Speaking in Tongues: Jo-El Lopez at Gallery Aferro, Reviewed
by Maryann Ficker
Entering the high ceilinged, spacious, white cube of Gallery Aferro from gritty Market Street in Newark, is like stepping into another world. Upon entering Jo-El Lopez’s first solo show, the dominant theme of high key color created an experience reminiscent of Dorothy’s awakening in Oz. The entry room wall has been painted in five vertical bands of pastel hues, contrasting with the five colorful, abstract paintings displayed on each band. On first glance, the works reminded me of Joseph Albers color exercises, then stained glass windows, then children’s toys. The title of the show, “Speaking in Tongues,” seemed to be a metaphor for the language of color. The harmonized color and patterns, as well as a sense of spirituality and playfulness in these formal, abstract paintings carry over to the figurative work in the main gallery.
Here iconic portraits and narrative works poke fun at current issues: religion, hipster racism and iphone culture, while also offering serious political commentary on: gun control, American imperialism and civil rights. But there is also a sincere spirituality in the work. In trying to make connections within and between the works, unsuccessfully, at times, I was obliged to do a little online research. There I found explanations for historical references with which I was unfamiliar, and I learned that a number of the works were from Lopez’ series of portraits of gang members, in which he intended to expose their humanity. The meaning in the title of the show expanded greatly. At the same time, I am left unclear about the Lopez’ repeated use of the war bonnet (or Indian headdress). Does it signify defiance against imperialism, is it referring to the act of cultural appropriation or to the appropriation of power?
The range of styles present gives the impression that these works are samplings from multiple bodies of work. There are the abstract paintings, mentioned above. The photo-influenced portraits of gang members are rendered in contrasting colors and use stripes, which remind me of flags indicating allegiance. There are portraits referencing religious icons and more narrative figurative works painted in a graphic, illustrative style with more organic and prismatic patterns. Lopez’ modeling of the face ranges from photographic to illustrative to distorted to almost child like. The artist’s beautiful use of color and graphic patterns in paint contrasts with a number of collage works, of limited palette, made of cut up lottery tickets. In these works the materiality of the intricately patterned mosaic like surface becomes the medium of visual beauty.
A second look at the abstract work in the entry room reveals that they can be read as signifiers of the figurative works in the main gallery, where the stained glass window reference becomes literal. The abstract work, Ins and Outs, might be referring to the topic of discrimination which is addressed concretely in the rest of the work.

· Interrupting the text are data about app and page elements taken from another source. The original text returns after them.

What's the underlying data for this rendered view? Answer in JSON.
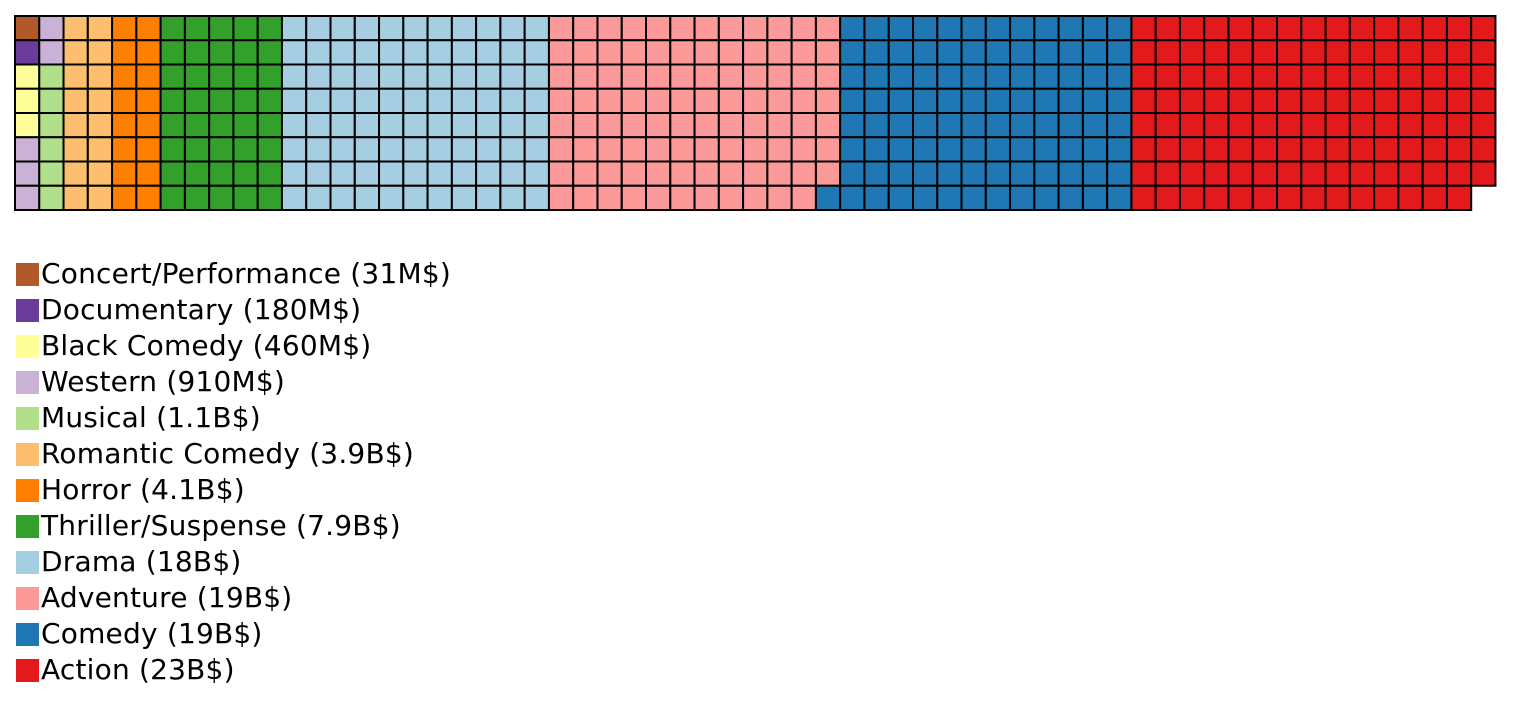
{
  "chart_data": {
    "type": "waffle",
    "grid": {
      "rows": 8,
      "columns": 61
    },
    "cell_border_color": "#000000",
    "series": [
      {
        "name": "Concert/Performance",
        "value_label": "31M$",
        "color": "#b15928",
        "cells": 1
      },
      {
        "name": "Documentary",
        "value_label": "180M$",
        "color": "#6a3d9a",
        "cells": 1
      },
      {
        "name": "Black Comedy",
        "value_label": "460M$",
        "color": "#ffff99",
        "cells": 3
      },
      {
        "name": "Western",
        "value_label": "910M$",
        "color": "#cab2d6",
        "cells": 5
      },
      {
        "name": "Musical",
        "value_label": "1.1B$",
        "color": "#b2df8a",
        "cells": 6
      },
      {
        "name": "Romantic Comedy",
        "value_label": "3.9B$",
        "color": "#fdbf6f",
        "cells": 16
      },
      {
        "name": "Horror",
        "value_label": "4.1B$",
        "color": "#ff7f00",
        "cells": 16
      },
      {
        "name": "Thriller/Suspense",
        "value_label": "7.9B$",
        "color": "#33a02c",
        "cells": 40
      },
      {
        "name": "Drama",
        "value_label": "18B$",
        "color": "#a6cee3",
        "cells": 88
      },
      {
        "name": "Adventure",
        "value_label": "19B$",
        "color": "#fb9a99",
        "cells": 95
      },
      {
        "name": "Comedy",
        "value_label": "19B$",
        "color": "#1f78b4",
        "cells": 97
      },
      {
        "name": "Action",
        "value_label": "23B$",
        "color": "#e31a1c",
        "cells": 119
      }
    ]
  }
}
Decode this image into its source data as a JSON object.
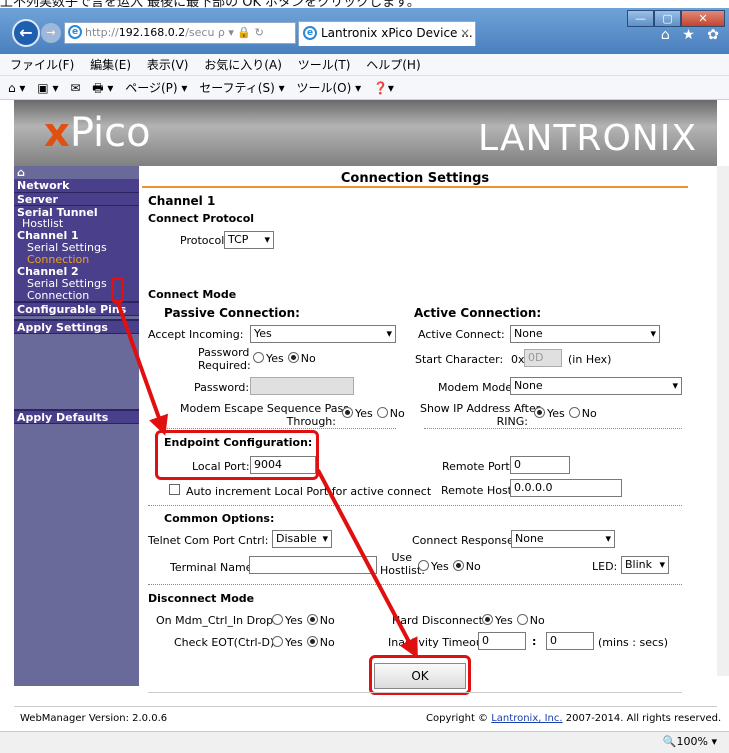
{
  "caption": "上不列実数子で言を运入 最後に最下部の OK ボタンをクリックします。",
  "browser": {
    "address_prefix": "http://",
    "address_host": "192.168.0.2",
    "address_path": "/secu",
    "address_icons": "ρ ▾ 🔒 ↻",
    "tab_title": "Lantronix xPico Device ...",
    "tab_close": "×",
    "window_controls": [
      "—",
      "▢",
      "✕"
    ],
    "right_icons": "⌂ ★ ✿",
    "menu": [
      "ファイル(F)",
      "編集(E)",
      "表示(V)",
      "お気に入り(A)",
      "ツール(T)",
      "ヘルプ(H)"
    ],
    "commands": [
      "⌂ ▾",
      "▣ ▾",
      "✉",
      "🖶 ▾",
      "ページ(P) ▾",
      "セーフティ(S) ▾",
      "ツール(O) ▾",
      "❓▾"
    ]
  },
  "banner": {
    "product_x": "x",
    "product_rest": "Pico",
    "brand": "LANTRONIX"
  },
  "sidebar": {
    "home": "⌂",
    "network": "Network",
    "server": "Server",
    "serial_tunnel": "Serial Tunnel",
    "hostlist": "Hostlist",
    "channel1": "Channel 1",
    "ch1_serial": "Serial Settings",
    "ch1_connection": "Connection",
    "channel2": "Channel 2",
    "ch2_serial": "Serial Settings",
    "ch2_connection": "Connection",
    "config_pins": "Configurable Pins",
    "apply_settings": "Apply Settings",
    "apply_defaults": "Apply Defaults"
  },
  "page": {
    "title": "Connection Settings",
    "channel": "Channel 1",
    "connect_protocol": "Connect Protocol",
    "protocol_label": "Protocol:",
    "protocol_value": "TCP",
    "connect_mode": "Connect Mode",
    "passive": "Passive Connection:",
    "active": "Active Connection:",
    "accept_incoming_label": "Accept Incoming:",
    "accept_incoming_value": "Yes",
    "active_connect_label": "Active Connect:",
    "active_connect_value": "None",
    "password_required_label1": "Password",
    "password_required_label2": "Required:",
    "yes": "Yes",
    "no": "No",
    "start_char_label": "Start Character:",
    "start_char_prefix": "0x",
    "start_char_value": "0D",
    "start_char_suffix": "(in Hex)",
    "password_label": "Password:",
    "modem_mode_label": "Modem Mode:",
    "modem_mode_value": "None",
    "modem_escape_label1": "Modem Escape Sequence Pass",
    "modem_escape_label2": "Through:",
    "show_ip_label1": "Show IP Address After",
    "show_ip_label2": "RING:",
    "endpoint": "Endpoint Configuration:",
    "local_port_label": "Local Port:",
    "local_port_value": "9004",
    "remote_port_label": "Remote Port:",
    "remote_port_value": "0",
    "auto_increment": "Auto increment Local Port for active connect",
    "remote_host_label": "Remote Host:",
    "remote_host_value": "0.0.0.0",
    "common_options": "Common Options:",
    "telnet_label": "Telnet Com Port Cntrl:",
    "telnet_value": "Disable",
    "connect_response_label": "Connect Response:",
    "connect_response_value": "None",
    "terminal_name_label": "Terminal Name:",
    "use_hostlist_label1": "Use",
    "use_hostlist_label2": "Hostlist:",
    "led_label": "LED:",
    "led_value": "Blink",
    "disconnect_mode": "Disconnect Mode",
    "mdm_ctrl_label": "On Mdm_Ctrl_In Drop:",
    "hard_disconnect_label": "Hard Disconnect:",
    "check_eot_label": "Check EOT(Ctrl-D):",
    "inactivity_label": "Inactivity Timeout:",
    "inactivity_min": "0",
    "inactivity_sep": ":",
    "inactivity_sec": "0",
    "inactivity_units": "(mins : secs)",
    "ok": "OK"
  },
  "footer": {
    "version": "WebManager Version: 2.0.0.6",
    "copyright_pre": "Copyright © ",
    "copyright_link": "Lantronix, Inc.",
    "copyright_post": " 2007-2014. All rights reserved."
  },
  "status": {
    "zoom": "🔍100%  ▾"
  },
  "colors": {
    "highlight": "#e01010",
    "sidebar": "#4a3f8a",
    "active_link": "#f0a020",
    "header_rule": "#f09030"
  }
}
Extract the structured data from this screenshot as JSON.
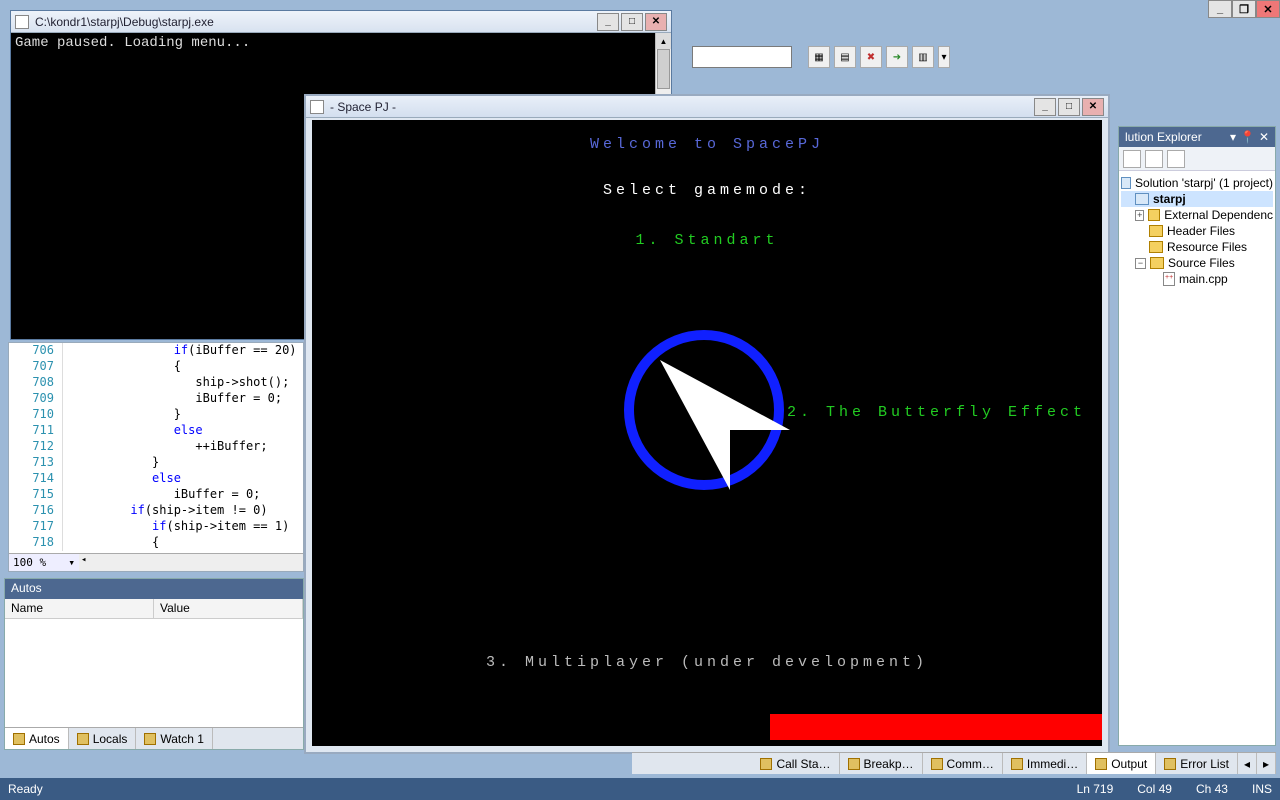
{
  "ide": {
    "toolbar_icons": [
      "a",
      "b",
      "c",
      "d",
      "e"
    ]
  },
  "console": {
    "title": "C:\\kondr1\\starpj\\Debug\\starpj.exe",
    "output": "Game paused. Loading menu..."
  },
  "code": {
    "zoom": "100 %",
    "lines": [
      {
        "n": "706",
        "text": "            if(iBuffer == 20)"
      },
      {
        "n": "707",
        "text": "            {"
      },
      {
        "n": "708",
        "text": "               ship->shot();"
      },
      {
        "n": "709",
        "text": "               iBuffer = 0;"
      },
      {
        "n": "710",
        "text": "            }"
      },
      {
        "n": "711",
        "text": "            else"
      },
      {
        "n": "712",
        "text": "               ++iBuffer;"
      },
      {
        "n": "713",
        "text": "         }"
      },
      {
        "n": "714",
        "text": "         else"
      },
      {
        "n": "715",
        "text": "            iBuffer = 0;"
      },
      {
        "n": "716",
        "text": "      if(ship->item != 0)"
      },
      {
        "n": "717",
        "text": "         if(ship->item == 1)"
      },
      {
        "n": "718",
        "text": "         {"
      }
    ]
  },
  "autos": {
    "title": "Autos",
    "col_name": "Name",
    "col_value": "Value",
    "tabs": {
      "autos": "Autos",
      "locals": "Locals",
      "watch1": "Watch 1"
    }
  },
  "bottom_tabs": {
    "call_stack": "Call Sta…",
    "breakpoints": "Breakp…",
    "command": "Comm…",
    "immediate": "Immedi…",
    "output": "Output",
    "error_list": "Error List"
  },
  "game": {
    "window_title": " - Space PJ - ",
    "welcome": "Welcome to SpacePJ",
    "select": "Select gamemode:",
    "opt1": "1. Standart",
    "opt2": "2. The Butterfly Effect",
    "opt3": "3. Multiplayer (under development)"
  },
  "solution": {
    "title": "lution Explorer",
    "root": "Solution 'starpj' (1 project)",
    "project": "starpj",
    "folders": {
      "ext": "External Dependenc",
      "headers": "Header Files",
      "resources": "Resource Files",
      "sources": "Source Files"
    },
    "file_main": "main.cpp"
  },
  "status": {
    "ready": "Ready",
    "ln": "Ln 719",
    "col": "Col 49",
    "ch": "Ch 43",
    "ins": "INS"
  }
}
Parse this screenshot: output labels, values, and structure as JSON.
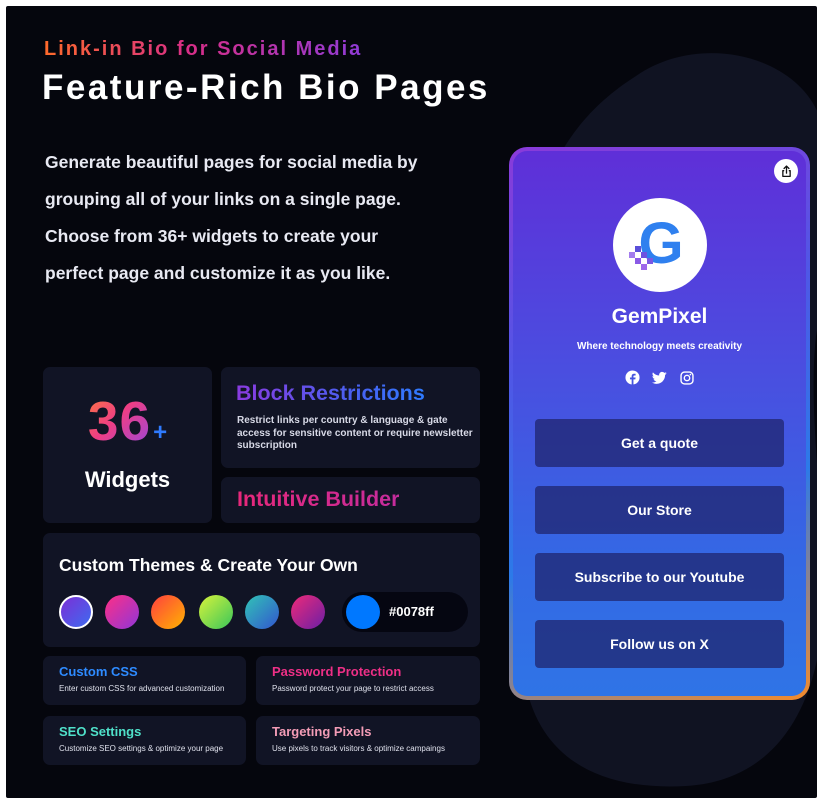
{
  "hero": {
    "eyebrow": "Link-in Bio for Social Media",
    "title": "Feature-Rich Bio Pages",
    "intro": "Generate beautiful pages for social media by grouping all of your links on a single page. Choose from 36+ widgets to create your perfect page and customize it as you like."
  },
  "widgets": {
    "number": "36",
    "plus": "+",
    "label": "Widgets"
  },
  "block_restrictions": {
    "title": "Block Restrictions",
    "description": "Restrict links per country & language & gate access for sensitive content or require newsletter subscription"
  },
  "intuitive_builder": {
    "title": "Intuitive Builder"
  },
  "themes": {
    "title": "Custom Themes & Create Your Own",
    "swatches": [
      {
        "name": "purple-blue",
        "colors": [
          "#7b2fd6",
          "#3e6bf0"
        ],
        "selected": true
      },
      {
        "name": "pink-purple",
        "colors": [
          "#ff2f85",
          "#8f36d9"
        ],
        "selected": false
      },
      {
        "name": "orange",
        "colors": [
          "#ff3f3f",
          "#ffb400"
        ],
        "selected": false
      },
      {
        "name": "lime-green",
        "colors": [
          "#d9f33b",
          "#39c65a"
        ],
        "selected": false
      },
      {
        "name": "teal-blue",
        "colors": [
          "#31c4b6",
          "#3255cf"
        ],
        "selected": false
      },
      {
        "name": "magenta-purple",
        "colors": [
          "#ef2a78",
          "#6a1fa6"
        ],
        "selected": false
      }
    ],
    "custom_color": "#0078ff"
  },
  "features": [
    {
      "title": "Custom CSS",
      "description": "Enter custom CSS for advanced customization",
      "color": "#2e8bff"
    },
    {
      "title": "Password Protection",
      "description": "Password protect your page to restrict access",
      "color": "#ee2f86"
    },
    {
      "title": "SEO Settings",
      "description": "Customize SEO settings & optimize your page",
      "color": "#4fe0c9"
    },
    {
      "title": "Targeting Pixels",
      "description": "Use pixels to track visitors & optimize campaings",
      "color": "#f39cb6"
    }
  ],
  "preview": {
    "name": "GemPixel",
    "tagline": "Where technology meets creativity",
    "logo_letter": "G",
    "social_icons": [
      "facebook-icon",
      "twitter-icon",
      "instagram-icon"
    ],
    "links": [
      "Get a quote",
      "Our Store",
      "Subscribe to our Youtube",
      "Follow us on X"
    ]
  }
}
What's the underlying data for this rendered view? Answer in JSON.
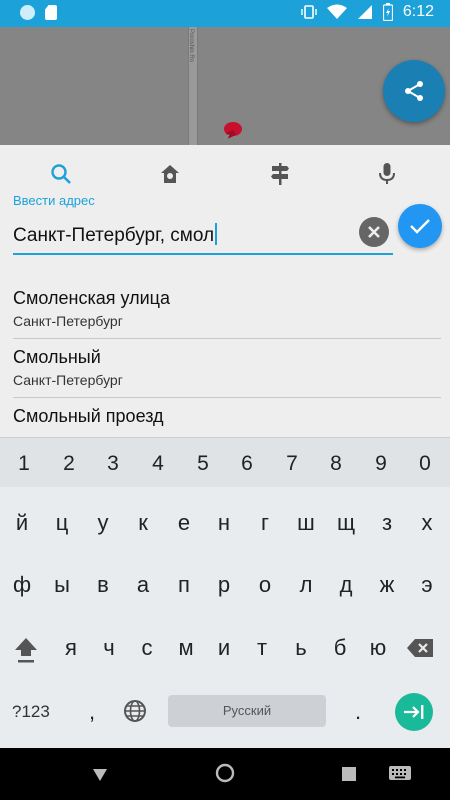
{
  "status_bar": {
    "time": "6:12",
    "left_icons": [
      "circle-icon",
      "sd-card-icon"
    ],
    "right_icons": [
      "vibrate-icon",
      "wifi-icon",
      "signal-icon",
      "battery-charging-icon"
    ]
  },
  "map": {
    "road_label": "Poroshin Ro"
  },
  "panel": {
    "tabs": [
      {
        "name": "search",
        "icon": "search-icon"
      },
      {
        "name": "home",
        "icon": "home-pin-icon"
      },
      {
        "name": "directions",
        "icon": "signpost-icon"
      },
      {
        "name": "voice",
        "icon": "microphone-icon"
      }
    ],
    "active_tab_label": "Ввести адрес",
    "input_value": "Санкт-Петербург, смол",
    "results": [
      {
        "title": "Смоленская улица",
        "subtitle": "Санкт-Петербург"
      },
      {
        "title": "Смольный",
        "subtitle": "Санкт-Петербург"
      },
      {
        "title": "Смольный проезд",
        "subtitle": ""
      }
    ]
  },
  "keyboard": {
    "numbers": [
      "1",
      "2",
      "3",
      "4",
      "5",
      "6",
      "7",
      "8",
      "9",
      "0"
    ],
    "row1": [
      "й",
      "ц",
      "у",
      "к",
      "е",
      "н",
      "г",
      "ш",
      "щ",
      "з",
      "х"
    ],
    "row2": [
      "ф",
      "ы",
      "в",
      "а",
      "п",
      "р",
      "о",
      "л",
      "д",
      "ж",
      "э"
    ],
    "row3": [
      "я",
      "ч",
      "с",
      "м",
      "и",
      "т",
      "ь",
      "б",
      "ю"
    ],
    "symbols_label": "?123",
    "comma": ",",
    "period": ".",
    "space_label": "Русский"
  },
  "colors": {
    "accent": "#1ca2d8",
    "fab_blue": "#2196f3",
    "enter_green": "#1ab999"
  }
}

The subtle shifts of color rectangles in the center of Spirit, Untitled 1 and Untitled 2, can be read as presaging the topic of how we group and separate each other, or ‘put in boxes’, based on subtle and not so subtle distinctions, such as color. Classroom Toys, with its Tinker Toy like web of connections may speak to the idea that we are all connected and learning (or not) how to build those connections.
One of the most powerful paintings present is the thirty-six by sixty-eight inch, The Kiss. Two women parishioners are depicted kissing, seated in front of the stained glass window, depicting Jesus with arms outstretched, which is in the 16th Avenue Baptist Church in Montgomery, Alabama. This is where four young girls were killed in a bomb attack on the church during the 60’s civil rights movement. The women’s touching lips, at the center of the work form both a cross and a vagina. Lopez is relating the civil rights struggle with current struggles for equal rights of women, lesbians and gays, pointing out that the same institutions that lead the struggle for civil rights in the 60’s are also places of discrimination.
Lopez’ most effective use of collaged lottery tickets is Sandy Hook Shooting and the Do Nothing Congress. A gun shot riddled Obama, beautifully rendered from a mosaic of cut up lottery tickets, is in front of a hodgepodge painted quilt of GOP Elephants and Democrat Donkeys. The tickets as a medium indicate the lottery-like nature of who will be shot next and reflect Obama’s failure to make a dent in the gun lobby.
Throughout the show, Lopez’ colors and patterns sing. Overall his subject matter is sincere and can be deeply touching, as well as clever and playful. He is not making a choice between truth and beauty, but choosing both, speaking in a multi-layered, multi-hued tongue.